News & Events

Give Mass. model time to succeed (MS)

TO MAKE a cultural and behavioral shift takes strong will, education, and time. Since health reform was passed in Massachusetts in April 2006, 432,000 people now have health insurance. Many of those newly insured are seeing doctors for the first time in years.

However, as healthcare advocates, we understand that access to insurance is the first step. We know there are still many challenges to work through, particularly facilitating an enormous shift in thinking and behavior, resulting in cost savings and better health outcomes. Legislation passed last summer began this shift toward lower-cost, higher-quality care.

In "ER visits, costs in Mass. climb," Liz Kowalczyk reported about the increase in emergency room visits between 2005 and 2007 and wrote, "The large portion of visits in which the patient didn’t require immediate treatment, or could have been treated in a doctors’ office, remained essentially unchanged over those years at 47 percent." Change doesn’t happen overnight.

Many people used the emergency room as their primary care before health reform was passed because they had no other options. We and many other advocates, providers, and insurers are working to educate consumers that ER visits are not the substitute for seeing a primary care doctor. We think primary care physicians and patients should be supported appropriately so that the best care can be delivered in the best setting for the best price.

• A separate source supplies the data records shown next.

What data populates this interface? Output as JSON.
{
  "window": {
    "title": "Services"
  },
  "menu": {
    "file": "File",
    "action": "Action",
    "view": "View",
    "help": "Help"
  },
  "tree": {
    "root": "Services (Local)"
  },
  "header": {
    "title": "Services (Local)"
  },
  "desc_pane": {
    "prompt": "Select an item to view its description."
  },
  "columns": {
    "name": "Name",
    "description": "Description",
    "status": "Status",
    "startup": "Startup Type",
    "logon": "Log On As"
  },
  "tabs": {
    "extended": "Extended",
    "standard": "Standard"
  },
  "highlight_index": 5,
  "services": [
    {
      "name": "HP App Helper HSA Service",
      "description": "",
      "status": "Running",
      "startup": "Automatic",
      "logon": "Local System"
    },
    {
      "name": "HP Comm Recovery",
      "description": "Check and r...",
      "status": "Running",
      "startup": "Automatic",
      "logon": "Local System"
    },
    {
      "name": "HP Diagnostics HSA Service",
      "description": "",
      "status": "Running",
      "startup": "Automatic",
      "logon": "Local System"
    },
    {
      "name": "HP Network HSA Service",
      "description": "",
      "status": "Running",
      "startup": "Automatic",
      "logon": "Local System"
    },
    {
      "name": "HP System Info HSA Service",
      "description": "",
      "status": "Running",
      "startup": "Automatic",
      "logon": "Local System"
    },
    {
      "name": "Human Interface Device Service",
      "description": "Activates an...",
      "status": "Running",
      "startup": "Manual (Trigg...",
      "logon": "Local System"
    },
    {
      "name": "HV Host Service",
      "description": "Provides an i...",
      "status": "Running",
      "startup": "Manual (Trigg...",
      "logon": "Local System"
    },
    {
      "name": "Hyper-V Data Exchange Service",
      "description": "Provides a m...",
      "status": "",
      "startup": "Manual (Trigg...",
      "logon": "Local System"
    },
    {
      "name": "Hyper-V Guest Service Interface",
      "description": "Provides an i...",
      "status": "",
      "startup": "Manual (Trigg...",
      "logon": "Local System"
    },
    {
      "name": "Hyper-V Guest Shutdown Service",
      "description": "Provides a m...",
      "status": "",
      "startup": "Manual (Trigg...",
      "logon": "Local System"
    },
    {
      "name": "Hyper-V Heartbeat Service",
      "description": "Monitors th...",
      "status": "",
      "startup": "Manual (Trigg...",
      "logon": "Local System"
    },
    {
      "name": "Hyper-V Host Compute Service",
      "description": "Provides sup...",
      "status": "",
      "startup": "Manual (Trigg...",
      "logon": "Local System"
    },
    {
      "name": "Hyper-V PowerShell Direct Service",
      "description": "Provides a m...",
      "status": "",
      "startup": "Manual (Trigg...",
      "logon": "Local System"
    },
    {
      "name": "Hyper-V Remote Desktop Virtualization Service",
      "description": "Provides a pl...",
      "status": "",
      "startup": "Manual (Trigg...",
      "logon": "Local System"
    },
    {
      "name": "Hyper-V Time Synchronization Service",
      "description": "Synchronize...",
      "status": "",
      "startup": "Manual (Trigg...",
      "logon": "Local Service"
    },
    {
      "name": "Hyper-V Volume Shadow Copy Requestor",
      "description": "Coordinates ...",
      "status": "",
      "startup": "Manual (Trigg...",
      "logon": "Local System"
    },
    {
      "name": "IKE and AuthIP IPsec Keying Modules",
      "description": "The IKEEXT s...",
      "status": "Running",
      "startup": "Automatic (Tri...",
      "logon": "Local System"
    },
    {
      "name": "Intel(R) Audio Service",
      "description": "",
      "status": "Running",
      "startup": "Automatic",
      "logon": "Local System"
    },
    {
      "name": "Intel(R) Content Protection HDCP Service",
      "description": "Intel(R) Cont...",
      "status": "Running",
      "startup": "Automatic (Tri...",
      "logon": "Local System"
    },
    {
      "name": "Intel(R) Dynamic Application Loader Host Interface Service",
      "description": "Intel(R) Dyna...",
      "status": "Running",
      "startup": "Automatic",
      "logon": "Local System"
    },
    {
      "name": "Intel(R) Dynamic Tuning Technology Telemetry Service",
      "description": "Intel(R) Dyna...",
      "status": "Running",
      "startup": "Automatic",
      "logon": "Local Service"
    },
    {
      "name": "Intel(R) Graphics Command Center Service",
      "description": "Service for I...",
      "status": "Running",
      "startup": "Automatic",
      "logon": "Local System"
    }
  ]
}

As we travel on this path of health reform, it is important to keep our eyes on the doughnut and not on the hole.

Georgia Maheras
Private market policy manager
Health Care for All